Germanium is also used in some medical imaging technologies, such as positron emission tomography (PET) scans. PET scans use radioactive tracers to create images of the body’s metabolic processes, and germanium is used in the detectors that pick up the signals from the tracers.

Germanium has also been studied for its potential use in cancer treatment. Some studies have suggested that germanium may have anti-tumor properties and may be able to help kill cancer cells. However, more research is needed to fully understand the potential of germanium in cancer treatment.

How was germanium discovered?

Germanium was discovered by a German chemist named Clemens Winkler in 1886. Winkler was studying a mineral called argyrodite, which is a silver-germanium sulfide when he discovered the element. He named the element germanium after his native country, Germany.

Winkler’s discovery of germanium was largely overlooked at the time, and it wasn’t until years later that the element’s potential uses were fully understood. In the early 1900s, germanium was found to have semiconductor properties, which led to its use in a variety of electronic devices.

Today, germanium is an important element in a number of technologies, including medical imaging and renewable energy. Its discovery continues to have a significant impact on science and technology.

Where did germanium get its name?

Germanium was named after Germany, the country of its discoverer, Clemens Winkler. Winkler was a German chemist who discovered the element while studying a mineral called argyrodite, which is a silver-germanium sulfide. He named the element germanium to honor his native country.
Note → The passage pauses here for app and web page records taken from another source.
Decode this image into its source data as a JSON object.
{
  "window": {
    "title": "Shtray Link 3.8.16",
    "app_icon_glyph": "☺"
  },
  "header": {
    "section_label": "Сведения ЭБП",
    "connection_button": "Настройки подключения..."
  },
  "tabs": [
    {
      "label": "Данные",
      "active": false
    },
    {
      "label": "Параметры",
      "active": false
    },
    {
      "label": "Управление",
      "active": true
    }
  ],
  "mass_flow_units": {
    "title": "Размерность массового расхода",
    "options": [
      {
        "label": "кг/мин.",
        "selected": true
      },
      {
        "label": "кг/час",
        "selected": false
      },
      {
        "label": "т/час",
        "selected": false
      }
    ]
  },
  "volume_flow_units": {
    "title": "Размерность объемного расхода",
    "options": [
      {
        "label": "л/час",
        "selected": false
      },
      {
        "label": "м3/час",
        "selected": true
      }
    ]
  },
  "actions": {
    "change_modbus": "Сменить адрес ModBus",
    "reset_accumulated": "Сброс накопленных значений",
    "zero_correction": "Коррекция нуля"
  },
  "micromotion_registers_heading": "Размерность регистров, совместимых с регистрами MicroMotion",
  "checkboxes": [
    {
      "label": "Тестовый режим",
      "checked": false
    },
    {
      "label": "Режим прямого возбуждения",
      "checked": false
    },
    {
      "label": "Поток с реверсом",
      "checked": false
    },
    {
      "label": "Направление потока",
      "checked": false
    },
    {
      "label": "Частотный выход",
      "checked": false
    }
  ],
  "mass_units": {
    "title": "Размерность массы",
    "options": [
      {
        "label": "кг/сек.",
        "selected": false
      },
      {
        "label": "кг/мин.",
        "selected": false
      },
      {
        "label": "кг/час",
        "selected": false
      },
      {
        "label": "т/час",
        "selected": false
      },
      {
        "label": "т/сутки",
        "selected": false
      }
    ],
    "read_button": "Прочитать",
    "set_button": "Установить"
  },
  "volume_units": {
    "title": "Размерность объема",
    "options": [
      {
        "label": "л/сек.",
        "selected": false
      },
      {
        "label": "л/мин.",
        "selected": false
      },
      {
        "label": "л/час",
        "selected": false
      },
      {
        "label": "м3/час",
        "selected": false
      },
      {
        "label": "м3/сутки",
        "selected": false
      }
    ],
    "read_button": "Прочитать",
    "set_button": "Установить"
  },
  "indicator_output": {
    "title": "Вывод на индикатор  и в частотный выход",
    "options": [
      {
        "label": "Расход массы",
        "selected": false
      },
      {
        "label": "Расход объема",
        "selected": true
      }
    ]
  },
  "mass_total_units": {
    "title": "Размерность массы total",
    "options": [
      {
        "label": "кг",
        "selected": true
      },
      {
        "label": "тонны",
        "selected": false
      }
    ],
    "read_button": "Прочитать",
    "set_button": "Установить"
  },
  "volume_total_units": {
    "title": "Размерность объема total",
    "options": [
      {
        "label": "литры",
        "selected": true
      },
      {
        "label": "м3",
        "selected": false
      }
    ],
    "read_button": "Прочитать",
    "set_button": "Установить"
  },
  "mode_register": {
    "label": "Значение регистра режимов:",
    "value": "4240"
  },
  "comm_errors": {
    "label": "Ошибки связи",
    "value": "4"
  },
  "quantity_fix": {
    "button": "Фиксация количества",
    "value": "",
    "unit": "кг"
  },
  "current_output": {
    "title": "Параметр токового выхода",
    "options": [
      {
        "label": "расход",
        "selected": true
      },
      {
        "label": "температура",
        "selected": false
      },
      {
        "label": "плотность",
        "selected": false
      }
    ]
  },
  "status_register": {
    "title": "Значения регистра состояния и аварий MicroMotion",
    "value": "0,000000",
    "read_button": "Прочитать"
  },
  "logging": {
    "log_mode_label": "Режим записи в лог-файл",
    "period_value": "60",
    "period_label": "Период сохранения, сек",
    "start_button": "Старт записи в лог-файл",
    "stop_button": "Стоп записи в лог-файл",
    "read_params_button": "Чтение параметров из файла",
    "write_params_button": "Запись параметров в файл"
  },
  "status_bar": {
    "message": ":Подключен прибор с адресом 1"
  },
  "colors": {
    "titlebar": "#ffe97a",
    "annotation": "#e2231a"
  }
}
The name germanium is derived from the Latin word “Germania,” which was the Roman name for Germany. It is also related to the word “germanus,” which means “brotherly” or “neighborly” in Latin. The name reflects the close chemical relationship between germanium and other elements in its group, such as silicon and tin.